In this section, consultants and other speakers offer insight and advice on topics including the choice between relational and NoSQL databases, using Oracle databases in the big data era and building mixed data management architectures in the age of big data.
Consultant William McKnight explains how both NoSQL and relational databases have a place in most IT architectures.
NoSQL databases are less expensive and more scalable, but Oracle's relational databases are more secure in terms of data-loss risk, according to Oracle user John Kanagaraj.
William McKnight offers design and deployment tips for assembling information architectures in the big data era.
Learn about key trends in managing big data and find out about adoption rates for Hadoop clusters and NoSQL databases from consultant John Myers.
Get information on how NoSQL technologies work, and advice on deploying them, from Max Schireson, CEO of vendor MongoDB.
These definitions help clarify the distinctions among various database systems.
Quiz yourself on RDBMS and NoSQL

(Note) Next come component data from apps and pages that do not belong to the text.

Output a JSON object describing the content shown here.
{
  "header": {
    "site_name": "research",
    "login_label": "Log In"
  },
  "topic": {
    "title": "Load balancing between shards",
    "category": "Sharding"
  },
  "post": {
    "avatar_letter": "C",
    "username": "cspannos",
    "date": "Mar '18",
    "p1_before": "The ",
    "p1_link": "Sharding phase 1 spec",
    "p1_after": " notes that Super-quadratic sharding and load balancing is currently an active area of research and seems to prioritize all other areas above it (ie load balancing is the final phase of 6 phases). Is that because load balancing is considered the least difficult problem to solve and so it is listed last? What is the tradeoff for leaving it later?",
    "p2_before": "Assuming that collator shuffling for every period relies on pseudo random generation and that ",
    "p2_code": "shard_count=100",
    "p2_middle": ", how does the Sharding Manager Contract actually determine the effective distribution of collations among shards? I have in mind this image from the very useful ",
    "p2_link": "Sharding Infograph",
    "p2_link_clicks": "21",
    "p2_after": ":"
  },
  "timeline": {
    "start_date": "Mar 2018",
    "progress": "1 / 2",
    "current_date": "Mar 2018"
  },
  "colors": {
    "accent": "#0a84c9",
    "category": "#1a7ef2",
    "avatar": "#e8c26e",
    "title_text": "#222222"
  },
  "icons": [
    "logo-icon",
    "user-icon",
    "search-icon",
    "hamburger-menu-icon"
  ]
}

Take this brief quiz to test your knowledge of relational databases and NoSQL technologies.Take This Quiz